Dancing improved balance, motor skills and enlarged region of brain associated with short-term memory loss in elderly
In recent years researchers have discovered the amazing ability of aerobic exercise to slow brain degeneration. A new study shows dancing is potentially the most valuable exercise to this end.
Last summer researchers from two German universities and the German Center for Neurodegenerative Diseases studied 26 elderly women divided into two 18-month exercise programs.
The first was a traditional aerobic fitness program including repetitive exercises, such as cycling on walking on a treadmill. The second was and a dancing program. The second was a specially designed dance program, in which participants constantly had to learn new choreographies.
At the end of the program their brains were measured and they were given a balance test.
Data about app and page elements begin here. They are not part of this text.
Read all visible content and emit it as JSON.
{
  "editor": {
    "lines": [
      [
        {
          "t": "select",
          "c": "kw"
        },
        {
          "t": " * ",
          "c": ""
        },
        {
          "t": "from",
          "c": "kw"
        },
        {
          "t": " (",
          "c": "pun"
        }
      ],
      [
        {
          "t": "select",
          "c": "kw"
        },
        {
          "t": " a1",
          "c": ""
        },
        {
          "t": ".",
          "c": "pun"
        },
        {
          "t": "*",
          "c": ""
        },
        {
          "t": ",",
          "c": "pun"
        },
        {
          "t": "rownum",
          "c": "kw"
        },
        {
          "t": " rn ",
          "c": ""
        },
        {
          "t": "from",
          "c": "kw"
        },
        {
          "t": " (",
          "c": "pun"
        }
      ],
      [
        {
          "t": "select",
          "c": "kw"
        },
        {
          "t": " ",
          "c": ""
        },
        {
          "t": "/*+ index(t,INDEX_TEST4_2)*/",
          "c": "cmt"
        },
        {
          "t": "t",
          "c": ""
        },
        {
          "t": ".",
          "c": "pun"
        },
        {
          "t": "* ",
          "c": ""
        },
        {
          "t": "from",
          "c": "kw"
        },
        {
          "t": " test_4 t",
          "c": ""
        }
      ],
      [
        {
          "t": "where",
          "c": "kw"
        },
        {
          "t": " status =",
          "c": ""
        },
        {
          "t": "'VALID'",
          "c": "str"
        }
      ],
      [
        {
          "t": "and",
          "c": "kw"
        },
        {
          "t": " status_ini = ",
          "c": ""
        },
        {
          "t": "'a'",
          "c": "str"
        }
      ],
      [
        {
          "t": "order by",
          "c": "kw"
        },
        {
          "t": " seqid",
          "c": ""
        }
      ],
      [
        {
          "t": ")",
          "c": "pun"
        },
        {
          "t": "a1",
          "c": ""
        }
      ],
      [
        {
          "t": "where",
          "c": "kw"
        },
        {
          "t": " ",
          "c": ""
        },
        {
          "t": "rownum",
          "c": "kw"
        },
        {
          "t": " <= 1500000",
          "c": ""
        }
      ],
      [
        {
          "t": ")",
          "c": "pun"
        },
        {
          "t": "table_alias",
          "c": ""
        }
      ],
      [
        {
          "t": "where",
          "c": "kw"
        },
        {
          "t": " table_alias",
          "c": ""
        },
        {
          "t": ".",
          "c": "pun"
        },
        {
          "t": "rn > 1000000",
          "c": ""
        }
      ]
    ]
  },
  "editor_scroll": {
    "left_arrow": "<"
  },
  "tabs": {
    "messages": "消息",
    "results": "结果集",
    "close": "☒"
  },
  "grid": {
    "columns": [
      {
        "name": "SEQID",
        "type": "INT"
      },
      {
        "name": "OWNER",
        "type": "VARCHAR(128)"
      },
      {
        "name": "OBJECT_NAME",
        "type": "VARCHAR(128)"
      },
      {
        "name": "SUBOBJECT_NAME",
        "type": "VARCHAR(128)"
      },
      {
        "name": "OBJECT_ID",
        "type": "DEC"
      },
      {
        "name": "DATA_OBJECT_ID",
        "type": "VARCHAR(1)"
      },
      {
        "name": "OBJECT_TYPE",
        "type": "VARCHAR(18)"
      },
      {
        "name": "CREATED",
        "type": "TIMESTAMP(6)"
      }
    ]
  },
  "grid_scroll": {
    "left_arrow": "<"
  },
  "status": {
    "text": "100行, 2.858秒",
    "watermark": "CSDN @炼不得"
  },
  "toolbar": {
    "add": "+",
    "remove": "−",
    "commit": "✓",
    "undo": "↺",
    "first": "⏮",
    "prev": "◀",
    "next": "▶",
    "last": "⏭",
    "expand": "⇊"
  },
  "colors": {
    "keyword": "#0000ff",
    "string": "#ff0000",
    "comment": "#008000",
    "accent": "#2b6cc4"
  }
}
The results were published in Frontiers in Human Neuroscience.
The hippocampus region of the brain in both sets of women grew significantly larger, but only those in the dancing group had improved balance.
The hippocampus is affected not only by pathological aging such as Alzheimer’s disease, but also by the normal aging process resulting in loss of memory, learning, and spatial navigation. Recent research has shown the hippocampus is among the few brain regions with the ability to generate new neurons throughout life.
Studies have shown that cardio-respiratory exercise is one of the primary drivers of this adulthood neuron generation or “neuroplasticity.”
On top of neuron generation, the dancers also showed an increased balance composite score and they improved in all three involved sensory systems.
“This indicates that dancing drives all three senses and presumably also improves the integration of sensorimotor, visual and vestibular information,” the primary author of the report Kathrin Rehfeld wrote.
“In sum, the present results indicate that both dance and fitness training can induce hippocampal plasticity in the elderly, but only dance training improved balance capabilities.”
Rehfeld said further clinical trials are needed to determine whether dancing has the potential to reduce or postpone the risk of neurodegenerative diseases such as Alzheimer’s, but says the results of her recent study are promising.